Myth: Those arriving by boat are economic migrants, not refugees.
Fact: Most people arriving by boat are fleeing from war-torn countries and persecution.
According to the International Organization for Migration, 171,635 migrants crossed the Mediterranean and entered the European continent. Some people claimed that most people arriving by boat were economic migrants, discontent with the opportunities available to them in their home countries, who had arrived in Europe simply to find a better job.
Granted, it is hard to disentangle “refugees” from “migrants.” But a closer look at the data shows that the vast majority of people arriving by boat are fleeing from war-torn countries and persecution – economic opportunism is not the force driving migration across the Mediterranean. The Economist demonstrated that 75% of illicit arrivals by sea are from countries that usually obtain legal protection under international law. In fact, in Greece, “81% of those migrants [arriving from the sea] entering Greece can expect to receive refugee status or some other form of protection in the EU.”
It’s also important to remember that there are many other forms of legal protection beyond refugee status. There are also “subsidiary protections” and “humanitarian protections.” These apply to individuals who may not have sufficient legal grounds for refugee status, but reasons exist to believe that they need international humanitarian protections.

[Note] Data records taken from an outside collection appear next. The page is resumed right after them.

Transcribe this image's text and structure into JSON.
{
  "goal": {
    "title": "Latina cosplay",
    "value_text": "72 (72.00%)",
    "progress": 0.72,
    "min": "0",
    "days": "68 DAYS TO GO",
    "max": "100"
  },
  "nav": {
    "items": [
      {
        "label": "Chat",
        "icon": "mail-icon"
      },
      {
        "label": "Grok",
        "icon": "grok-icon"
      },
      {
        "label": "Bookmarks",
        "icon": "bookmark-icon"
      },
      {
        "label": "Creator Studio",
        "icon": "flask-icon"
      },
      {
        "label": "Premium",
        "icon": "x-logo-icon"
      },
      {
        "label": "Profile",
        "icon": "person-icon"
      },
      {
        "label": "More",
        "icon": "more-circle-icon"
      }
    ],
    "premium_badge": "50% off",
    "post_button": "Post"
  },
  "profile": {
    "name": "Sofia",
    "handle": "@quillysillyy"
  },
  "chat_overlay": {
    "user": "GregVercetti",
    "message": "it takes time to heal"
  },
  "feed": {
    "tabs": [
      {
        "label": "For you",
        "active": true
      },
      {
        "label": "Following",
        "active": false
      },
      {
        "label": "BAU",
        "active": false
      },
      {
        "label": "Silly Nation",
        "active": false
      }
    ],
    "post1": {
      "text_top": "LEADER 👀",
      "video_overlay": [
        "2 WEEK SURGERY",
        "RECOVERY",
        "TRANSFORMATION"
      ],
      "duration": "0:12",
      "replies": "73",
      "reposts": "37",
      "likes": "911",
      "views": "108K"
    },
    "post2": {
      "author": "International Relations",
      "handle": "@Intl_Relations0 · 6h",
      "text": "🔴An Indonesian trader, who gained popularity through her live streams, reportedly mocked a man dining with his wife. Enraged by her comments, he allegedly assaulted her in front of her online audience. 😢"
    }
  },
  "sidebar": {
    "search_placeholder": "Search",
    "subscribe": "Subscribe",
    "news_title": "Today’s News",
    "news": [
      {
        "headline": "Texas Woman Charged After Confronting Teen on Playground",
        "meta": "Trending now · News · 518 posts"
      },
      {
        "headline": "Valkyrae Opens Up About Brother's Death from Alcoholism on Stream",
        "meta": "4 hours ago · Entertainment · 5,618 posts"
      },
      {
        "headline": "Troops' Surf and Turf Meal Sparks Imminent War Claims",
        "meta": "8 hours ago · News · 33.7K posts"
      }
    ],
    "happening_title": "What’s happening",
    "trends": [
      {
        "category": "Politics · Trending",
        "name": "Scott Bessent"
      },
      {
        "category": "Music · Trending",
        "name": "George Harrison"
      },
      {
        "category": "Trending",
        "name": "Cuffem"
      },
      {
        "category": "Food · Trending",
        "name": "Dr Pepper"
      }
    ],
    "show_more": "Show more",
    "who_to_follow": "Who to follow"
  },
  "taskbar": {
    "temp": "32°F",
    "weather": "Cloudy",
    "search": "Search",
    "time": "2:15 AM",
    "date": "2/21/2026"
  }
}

Even in Australia, 70 – 100% of people arriving by boat were found to be refugees. Ultimately, the Refugee Council of Australia notes that the simplistic categorization of sea-borne arrivals as “refugees” or “economic migrants” is damaging: “Some people may fear persecution, but they don’t have enough evidence for their claims. The Government may also think they can move to a safe area within their home countries. The situation may have changed as well in their home countries.”